I’ve been fascinated to learn that there is a large cloud of unknown data currently clogging up the internet, leading system administrators and general dorks around the globe trying to find the source of it all. A good guess is some sort of “replicating worm” virus that takes up a lot of the world’s processing power and just makes it do a bunch of random shit. The difference with this particular cloud is that it is truly mammoth in scale.
The human equivalent to such an event is rampant obsessive-compulsive disorder, an affliction where patients fill their brains with useless minutiae and basically “think” themselves into a pathology. I know such disorders well, as my own youth was plagued by OCD to the point of semi-paralysis. I won’t go into the details here (putting them into text always make them look even worse) but suffice to say that things like walking to school take three times as long when you’ve got so many leaves, cracks, cars, squirrels, number of steps, swallows and making clicking noises with the back of your throat to worry about.
I definitely could have used what my nephew Lucas is taking, but they just didn’t have those options back in 1976. The way people take care of kids has got to be one of the most unheralded revolutions of modern society – everything is different now, even 20 years later. This was hammered home in Spellbound, a wonderful documentary about kids in the national Spelling Bee we saw today – these geeked-out students are surprisingly well-adjusted, and even the pushy parents know when enough’s enough.
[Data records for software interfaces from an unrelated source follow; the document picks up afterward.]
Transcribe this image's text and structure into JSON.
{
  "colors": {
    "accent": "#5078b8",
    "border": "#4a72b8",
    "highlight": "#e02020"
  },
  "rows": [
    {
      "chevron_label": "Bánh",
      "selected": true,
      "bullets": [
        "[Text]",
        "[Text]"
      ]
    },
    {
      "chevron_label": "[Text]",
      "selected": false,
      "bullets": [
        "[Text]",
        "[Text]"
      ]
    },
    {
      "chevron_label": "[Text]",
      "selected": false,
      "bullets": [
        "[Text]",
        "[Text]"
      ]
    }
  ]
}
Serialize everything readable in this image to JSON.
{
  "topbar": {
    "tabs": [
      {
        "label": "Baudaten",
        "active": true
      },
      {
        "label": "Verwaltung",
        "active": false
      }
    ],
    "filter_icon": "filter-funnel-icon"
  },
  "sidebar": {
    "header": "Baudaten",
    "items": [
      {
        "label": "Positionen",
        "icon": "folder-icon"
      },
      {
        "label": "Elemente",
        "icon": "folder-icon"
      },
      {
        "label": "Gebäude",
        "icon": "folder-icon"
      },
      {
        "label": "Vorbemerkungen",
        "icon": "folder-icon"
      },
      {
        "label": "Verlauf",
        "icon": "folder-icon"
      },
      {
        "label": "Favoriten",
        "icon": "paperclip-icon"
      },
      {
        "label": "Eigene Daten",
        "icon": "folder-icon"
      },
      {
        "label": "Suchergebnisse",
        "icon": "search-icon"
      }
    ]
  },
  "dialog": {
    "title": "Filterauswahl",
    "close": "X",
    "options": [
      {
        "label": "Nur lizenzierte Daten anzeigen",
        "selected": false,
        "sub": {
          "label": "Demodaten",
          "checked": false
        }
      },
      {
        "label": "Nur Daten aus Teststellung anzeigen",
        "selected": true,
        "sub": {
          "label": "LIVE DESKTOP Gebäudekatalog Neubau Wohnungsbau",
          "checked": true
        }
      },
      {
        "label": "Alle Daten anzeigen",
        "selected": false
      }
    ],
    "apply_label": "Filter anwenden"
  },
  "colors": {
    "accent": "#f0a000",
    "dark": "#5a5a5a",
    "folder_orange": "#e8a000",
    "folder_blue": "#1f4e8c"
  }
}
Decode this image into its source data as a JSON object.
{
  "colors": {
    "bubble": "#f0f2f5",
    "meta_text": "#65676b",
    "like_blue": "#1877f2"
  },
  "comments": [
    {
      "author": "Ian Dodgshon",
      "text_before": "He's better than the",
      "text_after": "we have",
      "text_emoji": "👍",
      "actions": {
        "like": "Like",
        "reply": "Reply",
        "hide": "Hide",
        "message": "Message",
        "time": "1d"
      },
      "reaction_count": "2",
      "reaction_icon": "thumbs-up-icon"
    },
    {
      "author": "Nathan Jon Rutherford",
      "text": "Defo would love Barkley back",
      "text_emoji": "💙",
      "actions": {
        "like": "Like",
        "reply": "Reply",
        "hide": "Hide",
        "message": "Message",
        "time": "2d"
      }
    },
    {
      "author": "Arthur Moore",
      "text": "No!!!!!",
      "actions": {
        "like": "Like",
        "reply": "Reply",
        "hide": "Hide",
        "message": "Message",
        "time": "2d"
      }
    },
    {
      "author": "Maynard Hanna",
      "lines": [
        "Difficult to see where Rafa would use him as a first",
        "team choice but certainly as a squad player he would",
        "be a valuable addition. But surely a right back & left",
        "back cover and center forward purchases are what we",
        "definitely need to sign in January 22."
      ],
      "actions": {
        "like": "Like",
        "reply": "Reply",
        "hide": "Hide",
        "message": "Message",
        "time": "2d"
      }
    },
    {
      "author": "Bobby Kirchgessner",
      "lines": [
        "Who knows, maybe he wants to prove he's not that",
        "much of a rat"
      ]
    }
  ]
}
Ah, but the fuzzy clouds of data wafting through the internet. It probably delayed you getting here by a half-second or so. It brings up another specter: the black, unknown cloud masses that lurk in the nether regions of the universe. One wonders how many more galaxies we’d see if it weren’t for these massive blockages, making me think that if there is a Creator, then It, too, occasionally thinks too much to finish the job.